● **WHAT THE TASK REQUIRES**
Where a record contains a picture, omit the picture and repeat the rest exactly.

[[ GIVEN DATA, beginning ]]

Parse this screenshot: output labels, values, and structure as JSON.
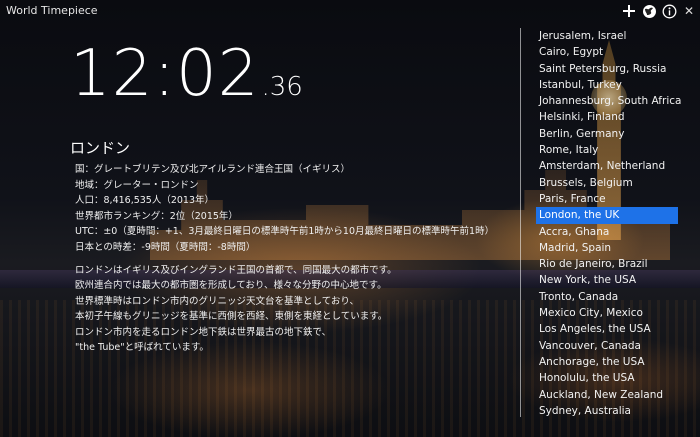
{
  "app": {
    "title": "World Timepiece"
  },
  "icons": {
    "add": "plus-icon",
    "globe": "globe-icon",
    "info": "info-icon",
    "close": "close-icon"
  },
  "clock": {
    "hm": "12:02",
    "sec": ".36"
  },
  "city": {
    "name": "ロンドン",
    "facts": [
      "国：グレートブリテン及び北アイルランド連合王国（イギリス）",
      "地域：グレーター・ロンドン",
      "人口：8,416,535人（2013年）",
      "世界都市ランキング：2位（2015年）",
      "UTC：±0（夏時間：+1、3月最終日曜日の標準時午前1時から10月最終日曜日の標準時午前1時）",
      "日本との時差：-9時間（夏時間：-8時間）"
    ],
    "description": [
      "ロンドンはイギリス及びイングランド王国の首都で、同国最大の都市です。",
      "欧州連合内では最大の都市圏を形成しており、様々な分野の中心地です。",
      "世界標準時はロンドン市内のグリニッジ天文台を基準としており、",
      "本初子午線もグリニッジを基準に西側を西経、東側を東経としています。",
      "ロンドン市内を走るロンドン地下鉄は世界最古の地下鉄で、",
      "\"the Tube\"と呼ばれています。"
    ]
  },
  "cities": [
    "Jerusalem, Israel",
    "Cairo, Egypt",
    "Saint Petersburg, Russia",
    "Istanbul, Turkey",
    "Johannesburg, South Africa",
    "Helsinki, Finland",
    "Berlin, Germany",
    "Rome, Italy",
    "Amsterdam, Netherland",
    "Brussels, Belgium",
    "Paris, France",
    "London, the UK",
    "Accra, Ghana",
    "Madrid, Spain",
    "Rio de Janeiro, Brazil",
    "New York, the USA",
    "Tronto, Canada",
    "Mexico City, Mexico",
    "Los Angeles, the USA",
    "Vancouver, Canada",
    "Anchorage, the USA",
    "Honolulu, the USA",
    "Auckland, New Zealand",
    "Sydney, Australia"
  ],
  "selected_city": "London, the UK",
  "colors": {
    "selection": "#1e72e8"
  }
}
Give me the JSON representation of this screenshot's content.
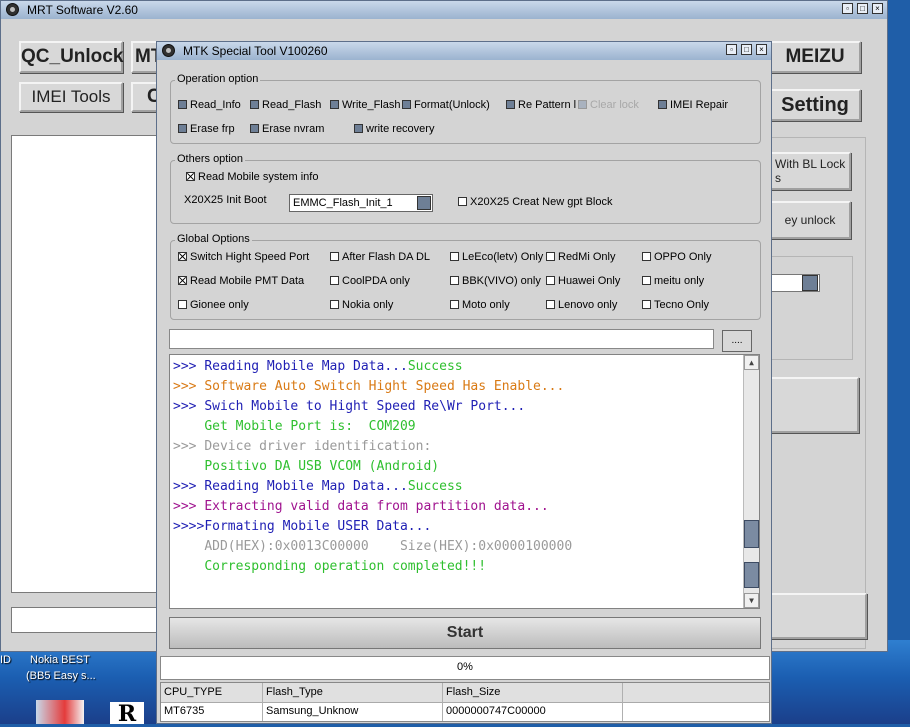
{
  "desktop": {
    "icon_labels": [
      "ID",
      "Nokia BEST",
      "(BB5 Easy s..."
    ]
  },
  "main_window": {
    "title": "MRT Software V2.60",
    "buttons": {
      "qc_unlock": "QC_Unlock",
      "mt_partial": "MT",
      "meizu": "MEIZU",
      "imei_tools": "IMEI Tools",
      "c_partial": "C",
      "setting": "Setting",
      "with_bl_lock": "With BL Lock",
      "with_bl_lock_line2": "s",
      "key_unlock": "ey unlock"
    }
  },
  "tool_window": {
    "title": "MTK Special Tool V100260",
    "operation_option": {
      "legend": "Operation option",
      "items": [
        {
          "label": "Read_Info",
          "checked": false
        },
        {
          "label": "Read_Flash",
          "checked": false
        },
        {
          "label": "Write_Flash",
          "checked": false
        },
        {
          "label": "Format(Unlock)",
          "checked": false
        },
        {
          "label": "Re Pattern lo",
          "checked": false
        },
        {
          "label": "Clear lock",
          "checked": false,
          "disabled": true
        },
        {
          "label": "IMEI Repair",
          "checked": false
        },
        {
          "label": "Erase frp",
          "checked": false
        },
        {
          "label": "Erase nvram",
          "checked": false
        },
        {
          "label": "write recovery",
          "checked": false
        }
      ]
    },
    "others_option": {
      "legend": "Others option",
      "read_mobile_system_info": "Read Mobile system info",
      "init_boot_label": "X20X25 Init Boot",
      "init_boot_value": "EMMC_Flash_Init_1",
      "creat_gpt_label": "X20X25 Creat New gpt Block"
    },
    "global_options": {
      "legend": "Global Options",
      "items": [
        {
          "label": "Switch Hight Speed Port",
          "checked": true
        },
        {
          "label": "After Flash DA DL",
          "checked": false
        },
        {
          "label": "LeEco(letv) Only",
          "checked": false
        },
        {
          "label": "RedMi Only",
          "checked": false
        },
        {
          "label": "OPPO Only",
          "checked": false
        },
        {
          "label": "Read Mobile PMT Data",
          "checked": true
        },
        {
          "label": "CoolPDA only",
          "checked": false
        },
        {
          "label": "BBK(VIVO) only",
          "checked": false
        },
        {
          "label": "Huawei Only",
          "checked": false
        },
        {
          "label": "meitu only",
          "checked": false
        },
        {
          "label": "Gionee only",
          "checked": false
        },
        {
          "label": "Nokia only",
          "checked": false
        },
        {
          "label": "Moto only",
          "checked": false
        },
        {
          "label": "Lenovo only",
          "checked": false
        },
        {
          "label": "Tecno Only",
          "checked": false
        }
      ]
    },
    "path_input_value": "",
    "browse_button": "....",
    "log": [
      {
        "prefix": ">>> ",
        "text": "Reading Mobile Map Data...",
        "suffix": "Success",
        "color": "#1f1fb4",
        "suffix_color": "#2fbf2f"
      },
      {
        "prefix": ">>> ",
        "text": "Software Auto Switch Hight Speed Has Enable...",
        "suffix": "",
        "color": "#d97a14",
        "suffix_color": ""
      },
      {
        "prefix": ">>> ",
        "text": "Swich Mobile to Hight Speed Re\\Wr Port...",
        "suffix": "",
        "color": "#1f1fb4",
        "suffix_color": ""
      },
      {
        "prefix": "    ",
        "text": "Get Mobile Port is:  COM209",
        "suffix": "",
        "color": "#2fbf2f",
        "suffix_color": ""
      },
      {
        "prefix": ">>> ",
        "text": "Device driver identification:",
        "suffix": "",
        "color": "#9a9a9a",
        "suffix_color": ""
      },
      {
        "prefix": "    ",
        "text": "Positivo DA USB VCOM (Android)",
        "suffix": "",
        "color": "#2fbf2f",
        "suffix_color": ""
      },
      {
        "prefix": ">>> ",
        "text": "Reading Mobile Map Data...",
        "suffix": "Success",
        "color": "#1f1fb4",
        "suffix_color": "#2fbf2f"
      },
      {
        "prefix": ">>> ",
        "text": "Extracting valid data from partition data...",
        "suffix": "",
        "color": "#a0138f",
        "suffix_color": ""
      },
      {
        "prefix": ">>>>",
        "text": "Formating Mobile USER Data...",
        "suffix": "",
        "color": "#1f1fb4",
        "suffix_color": ""
      },
      {
        "prefix": "    ",
        "text": "ADD(HEX):0x0013C00000    Size(HEX):0x0000100000",
        "suffix": "",
        "color": "#9a9a9a",
        "suffix_color": ""
      },
      {
        "prefix": "    ",
        "text": "Corresponding operation completed!!!",
        "suffix": "",
        "color": "#2fbf2f",
        "suffix_color": ""
      }
    ],
    "start_button": "Start",
    "progress": {
      "text": "0%",
      "value": 0
    },
    "table": {
      "headers": [
        "CPU_TYPE",
        "Flash_Type",
        "Flash_Size",
        ""
      ],
      "row": [
        "MT6735",
        "Samsung_Unknow",
        "0000000747C00000",
        ""
      ]
    }
  },
  "colors": {
    "title_bar": "#9bb3cf",
    "checkbox_unchecked": "#6e7f96",
    "scroll_thumb": "#7b8ba2"
  }
}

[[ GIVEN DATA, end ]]

● **ANSWER BELOW**
Parse this screenshot: output labels, values, and structure as JSON.
{
  "app": {
    "title": "World Timepiece"
  },
  "icons": {
    "add": "plus-icon",
    "globe": "globe-icon",
    "info": "info-icon",
    "close": "close-icon"
  },
  "clock": {
    "hm": "12:02",
    "sec": ".36"
  },
  "city": {
    "name": "ロンドン",
    "facts": [
      "国：グレートブリテン及び北アイルランド連合王国（イギリス）",
      "地域：グレーター・ロンドン",
      "人口：8,416,535人（2013年）",
      "世界都市ランキング：2位（2015年）",
      "UTC：±0（夏時間：+1、3月最終日曜日の標準時午前1時から10月最終日曜日の標準時午前1時）",
      "日本との時差：-9時間（夏時間：-8時間）"
    ],
    "description": [
      "ロンドンはイギリス及びイングランド王国の首都で、同国最大の都市です。",
      "欧州連合内では最大の都市圏を形成しており、様々な分野の中心地です。",
      "世界標準時はロンドン市内のグリニッジ天文台を基準としており、",
      "本初子午線もグリニッジを基準に西側を西経、東側を東経としています。",
      "ロンドン市内を走るロンドン地下鉄は世界最古の地下鉄で、",
      "\"the Tube\"と呼ばれています。"
    ]
  },
  "cities": [
    "Jerusalem, Israel",
    "Cairo, Egypt",
    "Saint Petersburg, Russia",
    "Istanbul, Turkey",
    "Johannesburg, South Africa",
    "Helsinki, Finland",
    "Berlin, Germany",
    "Rome, Italy",
    "Amsterdam, Netherland",
    "Brussels, Belgium",
    "Paris, France",
    "London, the UK",
    "Accra, Ghana",
    "Madrid, Spain",
    "Rio de Janeiro, Brazil",
    "New York, the USA",
    "Tronto, Canada",
    "Mexico City, Mexico",
    "Los Angeles, the USA",
    "Vancouver, Canada",
    "Anchorage, the USA",
    "Honolulu, the USA",
    "Auckland, New Zealand",
    "Sydney, Australia"
  ],
  "selected_city": "London, the UK",
  "colors": {
    "selection": "#1e72e8"
  }
}
Give me the JSON representation of this screenshot's content.
{
  "desktop": {
    "icon_labels": [
      "ID",
      "Nokia BEST",
      "(BB5 Easy s..."
    ]
  },
  "main_window": {
    "title": "MRT Software V2.60",
    "buttons": {
      "qc_unlock": "QC_Unlock",
      "mt_partial": "MT",
      "meizu": "MEIZU",
      "imei_tools": "IMEI Tools",
      "c_partial": "C",
      "setting": "Setting",
      "with_bl_lock": "With BL Lock",
      "with_bl_lock_line2": "s",
      "key_unlock": "ey unlock"
    }
  },
  "tool_window": {
    "title": "MTK Special Tool V100260",
    "operation_option": {
      "legend": "Operation option",
      "items": [
        {
          "label": "Read_Info",
          "checked": false
        },
        {
          "label": "Read_Flash",
          "checked": false
        },
        {
          "label": "Write_Flash",
          "checked": false
        },
        {
          "label": "Format(Unlock)",
          "checked": false
        },
        {
          "label": "Re Pattern lo",
          "checked": false
        },
        {
          "label": "Clear lock",
          "checked": false,
          "disabled": true
        },
        {
          "label": "IMEI Repair",
          "checked": false
        },
        {
          "label": "Erase frp",
          "checked": false
        },
        {
          "label": "Erase nvram",
          "checked": false
        },
        {
          "label": "write recovery",
          "checked": false
        }
      ]
    },
    "others_option": {
      "legend": "Others option",
      "read_mobile_system_info": "Read Mobile system info",
      "init_boot_label": "X20X25 Init Boot",
      "init_boot_value": "EMMC_Flash_Init_1",
      "creat_gpt_label": "X20X25 Creat New gpt Block"
    },
    "global_options": {
      "legend": "Global Options",
      "items": [
        {
          "label": "Switch Hight Speed Port",
          "checked": true
        },
        {
          "label": "After Flash DA DL",
          "checked": false
        },
        {
          "label": "LeEco(letv) Only",
          "checked": false
        },
        {
          "label": "RedMi Only",
          "checked": false
        },
        {
          "label": "OPPO Only",
          "checked": false
        },
        {
          "label": "Read Mobile PMT Data",
          "checked": true
        },
        {
          "label": "CoolPDA only",
          "checked": false
        },
        {
          "label": "BBK(VIVO) only",
          "checked": false
        },
        {
          "label": "Huawei Only",
          "checked": false
        },
        {
          "label": "meitu only",
          "checked": false
        },
        {
          "label": "Gionee only",
          "checked": false
        },
        {
          "label": "Nokia only",
          "checked": false
        },
        {
          "label": "Moto only",
          "checked": false
        },
        {
          "label": "Lenovo only",
          "checked": false
        },
        {
          "label": "Tecno Only",
          "checked": false
        }
      ]
    },
    "path_input_value": "",
    "browse_button": "....",
    "log": [
      {
        "prefix": ">>> ",
        "text": "Reading Mobile Map Data...",
        "suffix": "Success",
        "color": "#1f1fb4",
        "suffix_color": "#2fbf2f"
      },
      {
        "prefix": ">>> ",
        "text": "Software Auto Switch Hight Speed Has Enable...",
        "suffix": "",
        "color": "#d97a14",
        "suffix_color": ""
      },
      {
        "prefix": ">>> ",
        "text": "Swich Mobile to Hight Speed Re\\Wr Port...",
        "suffix": "",
        "color": "#1f1fb4",
        "suffix_color": ""
      },
      {
        "prefix": "    ",
        "text": "Get Mobile Port is:  COM209",
        "suffix": "",
        "color": "#2fbf2f",
        "suffix_color": ""
      },
      {
        "prefix": ">>> ",
        "text": "Device driver identification:",
        "suffix": "",
        "color": "#9a9a9a",
        "suffix_color": ""
      },
      {
        "prefix": "    ",
        "text": "Positivo DA USB VCOM (Android)",
        "suffix": "",
        "color": "#2fbf2f",
        "suffix_color": ""
      },
      {
        "prefix": ">>> ",
        "text": "Reading Mobile Map Data...",
        "suffix": "Success",
        "color": "#1f1fb4",
        "suffix_color": "#2fbf2f"
      },
      {
        "prefix": ">>> ",
        "text": "Extracting valid data from partition data...",
        "suffix": "",
        "color": "#a0138f",
        "suffix_color": ""
      },
      {
        "prefix": ">>>>",
        "text": "Formating Mobile USER Data...",
        "suffix": "",
        "color": "#1f1fb4",
        "suffix_color": ""
      },
      {
        "prefix": "    ",
        "text": "ADD(HEX):0x0013C00000    Size(HEX):0x0000100000",
        "suffix": "",
        "color": "#9a9a9a",
        "suffix_color": ""
      },
      {
        "prefix": "    ",
        "text": "Corresponding operation completed!!!",
        "suffix": "",
        "color": "#2fbf2f",
        "suffix_color": ""
      }
    ],
    "start_button": "Start",
    "progress": {
      "text": "0%",
      "value": 0
    },
    "table": {
      "headers": [
        "CPU_TYPE",
        "Flash_Type",
        "Flash_Size",
        ""
      ],
      "row": [
        "MT6735",
        "Samsung_Unknow",
        "0000000747C00000",
        ""
      ]
    }
  },
  "colors": {
    "title_bar": "#9bb3cf",
    "checkbox_unchecked": "#6e7f96",
    "scroll_thumb": "#7b8ba2"
  }
}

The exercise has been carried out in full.